As I get older I realise that changes in society are continuously happening although slowly. It’s quite fun to try to work out which direction we are heading in. Is the so-called democracy of developed nations going to be a model for every country, or will it be modified first (hopefully ironing out current problems) or will a completely different model emerge?
Last week I had coffee with a friend of nearly 40 years. She has moved interstate so I don’t see her very often. We met when our children were very little and now our grandchildren are at the same stage. In the early days women were struggling with the question of work/career versus motherhood. Most of us chose motherhood particularly as childcare was much less well developed that it is today. I laugh when I hear complaints about the high cost of it to the nation! We mothers did all that for free and it was taken for granted. That was still regarded as our role and the financial contribution we made to the economy through what we did was rarely considered. One of the advantages of not having well organised child care then (what was available wasn’t usually of a good standard) meant that we organised our own child care amongst ourselves. The huge advantage of this was that long lasting friendships were formed which become even more precious as we get older. Our friends became substitute aunts.
What about the other half of this situation- the fathers? They largely missed out, or only had limited opportunity to be involved with their children. Many of them today are finding out that it is as much a precious experience for men as it is for women.
The traditional roles of men as the breadwinners, their only roles, are now giving way to partnerships in which the tasks in the home need to be shared equally, particularly if the mother is employed full time. I don’t know if anyone enjoys housework but most of us find it merely a chore. Men are apparently finding that too and still seem to be trying to avoid it if the statistics are accurate.

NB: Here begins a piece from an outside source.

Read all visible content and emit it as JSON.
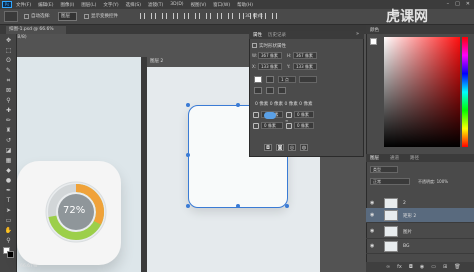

This role change is part of the history we older people are witnessing in our lives. As we live longer our own roles are changing as we have more years to enjoy the next generation. I barely knew my grandparents yet my grandchildren spent quite a bit of time with all of theirs. Before long great grandparents will also be a part of everyday life for young children. Maybe this will give them also an understanding that history isn’t just something from the past but it is constantly being created as society changes. How long into the future will it be before great, great grandparents are also a part of young children’s lives and how will this affect society and the values passed on to succeeding generations?